TASK REQUIREMENTS: Report every line of the data where the string "veya" appears.

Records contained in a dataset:

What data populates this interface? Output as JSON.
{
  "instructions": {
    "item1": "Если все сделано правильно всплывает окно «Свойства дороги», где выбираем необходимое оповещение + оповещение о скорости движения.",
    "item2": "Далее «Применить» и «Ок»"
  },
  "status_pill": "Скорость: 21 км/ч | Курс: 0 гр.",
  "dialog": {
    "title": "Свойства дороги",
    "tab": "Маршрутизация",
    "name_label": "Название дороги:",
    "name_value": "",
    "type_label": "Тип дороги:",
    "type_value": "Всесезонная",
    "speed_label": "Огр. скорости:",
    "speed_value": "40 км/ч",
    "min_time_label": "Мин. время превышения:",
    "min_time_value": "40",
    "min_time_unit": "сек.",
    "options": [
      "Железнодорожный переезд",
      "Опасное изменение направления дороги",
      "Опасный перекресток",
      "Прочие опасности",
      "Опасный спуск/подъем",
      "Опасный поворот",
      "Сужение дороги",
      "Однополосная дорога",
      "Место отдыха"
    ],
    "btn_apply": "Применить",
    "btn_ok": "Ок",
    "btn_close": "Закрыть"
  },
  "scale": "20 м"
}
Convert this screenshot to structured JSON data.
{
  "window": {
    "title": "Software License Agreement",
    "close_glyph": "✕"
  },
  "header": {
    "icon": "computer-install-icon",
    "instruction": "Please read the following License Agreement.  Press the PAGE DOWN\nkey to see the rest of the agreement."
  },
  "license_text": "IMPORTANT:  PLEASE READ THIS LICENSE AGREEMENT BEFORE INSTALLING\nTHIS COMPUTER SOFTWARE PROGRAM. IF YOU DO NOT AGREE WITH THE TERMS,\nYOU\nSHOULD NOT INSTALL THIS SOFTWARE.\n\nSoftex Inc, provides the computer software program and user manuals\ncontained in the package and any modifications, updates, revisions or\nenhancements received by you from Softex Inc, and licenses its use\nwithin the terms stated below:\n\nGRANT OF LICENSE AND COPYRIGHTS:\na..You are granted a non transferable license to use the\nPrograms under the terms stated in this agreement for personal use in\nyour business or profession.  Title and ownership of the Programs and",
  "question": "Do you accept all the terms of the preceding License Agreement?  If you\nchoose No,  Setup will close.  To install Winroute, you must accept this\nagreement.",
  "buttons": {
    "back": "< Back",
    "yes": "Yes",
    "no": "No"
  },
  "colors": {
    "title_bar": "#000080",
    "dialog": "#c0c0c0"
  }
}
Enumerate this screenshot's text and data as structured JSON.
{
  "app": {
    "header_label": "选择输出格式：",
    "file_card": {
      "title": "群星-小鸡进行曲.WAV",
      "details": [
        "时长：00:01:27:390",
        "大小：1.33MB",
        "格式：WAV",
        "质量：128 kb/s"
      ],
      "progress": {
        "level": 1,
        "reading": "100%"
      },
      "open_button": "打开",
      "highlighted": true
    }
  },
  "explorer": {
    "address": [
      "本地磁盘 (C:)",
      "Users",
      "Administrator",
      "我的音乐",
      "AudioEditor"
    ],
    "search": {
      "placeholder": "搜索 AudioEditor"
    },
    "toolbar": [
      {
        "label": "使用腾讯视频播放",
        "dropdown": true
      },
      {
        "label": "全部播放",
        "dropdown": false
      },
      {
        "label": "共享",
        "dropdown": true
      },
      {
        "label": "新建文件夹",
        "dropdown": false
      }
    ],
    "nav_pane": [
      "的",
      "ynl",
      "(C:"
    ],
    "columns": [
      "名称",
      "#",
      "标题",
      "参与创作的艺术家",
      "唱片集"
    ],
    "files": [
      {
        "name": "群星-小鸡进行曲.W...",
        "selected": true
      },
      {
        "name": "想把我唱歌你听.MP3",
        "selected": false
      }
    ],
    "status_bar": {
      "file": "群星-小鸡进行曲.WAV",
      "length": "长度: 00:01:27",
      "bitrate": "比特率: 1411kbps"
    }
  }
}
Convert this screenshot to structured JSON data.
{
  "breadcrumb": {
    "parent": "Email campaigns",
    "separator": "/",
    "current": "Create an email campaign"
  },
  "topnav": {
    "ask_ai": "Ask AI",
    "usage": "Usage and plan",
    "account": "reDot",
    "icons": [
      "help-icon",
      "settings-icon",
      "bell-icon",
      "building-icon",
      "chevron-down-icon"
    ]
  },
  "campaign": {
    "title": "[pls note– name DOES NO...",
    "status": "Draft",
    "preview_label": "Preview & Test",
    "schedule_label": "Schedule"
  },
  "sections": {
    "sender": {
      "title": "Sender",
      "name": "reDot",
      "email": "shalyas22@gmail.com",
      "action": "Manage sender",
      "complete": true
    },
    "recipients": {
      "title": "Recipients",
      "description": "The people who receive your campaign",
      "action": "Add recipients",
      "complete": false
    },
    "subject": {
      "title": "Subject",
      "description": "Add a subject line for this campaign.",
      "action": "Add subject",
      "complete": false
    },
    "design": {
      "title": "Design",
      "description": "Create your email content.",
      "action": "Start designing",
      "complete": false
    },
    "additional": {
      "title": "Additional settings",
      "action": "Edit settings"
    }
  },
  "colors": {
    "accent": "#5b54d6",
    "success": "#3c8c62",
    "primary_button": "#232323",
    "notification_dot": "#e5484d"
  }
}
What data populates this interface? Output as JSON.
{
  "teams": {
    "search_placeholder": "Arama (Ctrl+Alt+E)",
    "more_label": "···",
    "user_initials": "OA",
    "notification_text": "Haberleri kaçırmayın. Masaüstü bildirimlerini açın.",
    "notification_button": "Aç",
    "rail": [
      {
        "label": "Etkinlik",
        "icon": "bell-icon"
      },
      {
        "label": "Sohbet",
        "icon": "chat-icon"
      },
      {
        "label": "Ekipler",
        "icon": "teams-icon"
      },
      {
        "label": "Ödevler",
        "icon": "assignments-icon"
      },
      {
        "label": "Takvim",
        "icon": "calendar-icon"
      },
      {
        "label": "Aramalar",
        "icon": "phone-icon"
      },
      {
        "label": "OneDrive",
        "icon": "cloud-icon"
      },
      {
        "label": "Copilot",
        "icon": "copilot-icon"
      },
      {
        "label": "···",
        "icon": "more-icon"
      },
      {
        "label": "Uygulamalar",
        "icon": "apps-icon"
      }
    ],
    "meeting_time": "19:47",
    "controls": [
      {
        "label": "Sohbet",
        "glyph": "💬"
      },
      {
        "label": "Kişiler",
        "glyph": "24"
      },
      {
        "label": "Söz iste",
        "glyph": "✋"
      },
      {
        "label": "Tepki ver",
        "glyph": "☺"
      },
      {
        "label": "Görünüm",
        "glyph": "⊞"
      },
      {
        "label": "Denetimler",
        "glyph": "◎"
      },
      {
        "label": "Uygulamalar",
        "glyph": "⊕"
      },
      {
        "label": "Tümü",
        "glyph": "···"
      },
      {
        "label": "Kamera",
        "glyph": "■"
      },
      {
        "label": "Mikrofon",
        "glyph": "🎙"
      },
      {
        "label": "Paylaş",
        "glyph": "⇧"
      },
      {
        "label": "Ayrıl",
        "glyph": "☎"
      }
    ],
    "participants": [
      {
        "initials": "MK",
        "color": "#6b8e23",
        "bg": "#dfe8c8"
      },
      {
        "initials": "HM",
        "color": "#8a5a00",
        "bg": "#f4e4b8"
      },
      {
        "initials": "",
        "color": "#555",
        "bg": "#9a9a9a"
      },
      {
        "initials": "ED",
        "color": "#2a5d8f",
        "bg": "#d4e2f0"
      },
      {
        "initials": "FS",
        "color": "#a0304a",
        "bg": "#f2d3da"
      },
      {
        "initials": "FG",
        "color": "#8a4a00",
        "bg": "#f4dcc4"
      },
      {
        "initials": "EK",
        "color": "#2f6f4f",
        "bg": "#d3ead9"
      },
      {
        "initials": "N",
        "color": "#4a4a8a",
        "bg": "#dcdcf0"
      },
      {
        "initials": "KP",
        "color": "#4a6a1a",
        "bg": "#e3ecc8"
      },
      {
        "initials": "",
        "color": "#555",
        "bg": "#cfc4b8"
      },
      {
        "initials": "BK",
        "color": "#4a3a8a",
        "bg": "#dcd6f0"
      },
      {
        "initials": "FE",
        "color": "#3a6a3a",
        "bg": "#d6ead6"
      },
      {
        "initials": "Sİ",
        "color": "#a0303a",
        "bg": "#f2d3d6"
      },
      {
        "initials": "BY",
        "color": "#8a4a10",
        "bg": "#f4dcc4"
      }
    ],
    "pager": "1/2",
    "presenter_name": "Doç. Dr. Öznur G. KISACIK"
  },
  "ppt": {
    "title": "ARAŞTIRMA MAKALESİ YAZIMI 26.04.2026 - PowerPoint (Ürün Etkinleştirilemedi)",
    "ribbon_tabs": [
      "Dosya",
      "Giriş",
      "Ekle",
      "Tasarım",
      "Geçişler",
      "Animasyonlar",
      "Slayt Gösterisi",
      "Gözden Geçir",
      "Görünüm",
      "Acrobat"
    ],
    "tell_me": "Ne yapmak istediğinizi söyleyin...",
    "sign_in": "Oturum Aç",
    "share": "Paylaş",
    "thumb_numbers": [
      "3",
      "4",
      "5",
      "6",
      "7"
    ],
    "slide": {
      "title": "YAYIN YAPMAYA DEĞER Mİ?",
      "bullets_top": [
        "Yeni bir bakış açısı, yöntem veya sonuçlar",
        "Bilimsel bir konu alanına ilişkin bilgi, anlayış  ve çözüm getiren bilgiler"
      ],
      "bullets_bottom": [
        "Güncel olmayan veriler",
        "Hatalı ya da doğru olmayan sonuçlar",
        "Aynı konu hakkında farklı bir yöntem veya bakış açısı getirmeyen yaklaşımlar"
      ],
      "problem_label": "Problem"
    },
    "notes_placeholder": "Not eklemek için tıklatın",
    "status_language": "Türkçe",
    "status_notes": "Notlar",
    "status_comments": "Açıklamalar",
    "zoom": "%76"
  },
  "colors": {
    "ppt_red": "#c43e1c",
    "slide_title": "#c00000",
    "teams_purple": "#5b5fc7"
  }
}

EXERCISE RESPONSE:
        "Yeni bir bakış açısı, yöntem veya sonuçlar",
        "Aynı konu hakkında farklı bir yöntem veya bakış açısı getirmeyen yaklaşımlar"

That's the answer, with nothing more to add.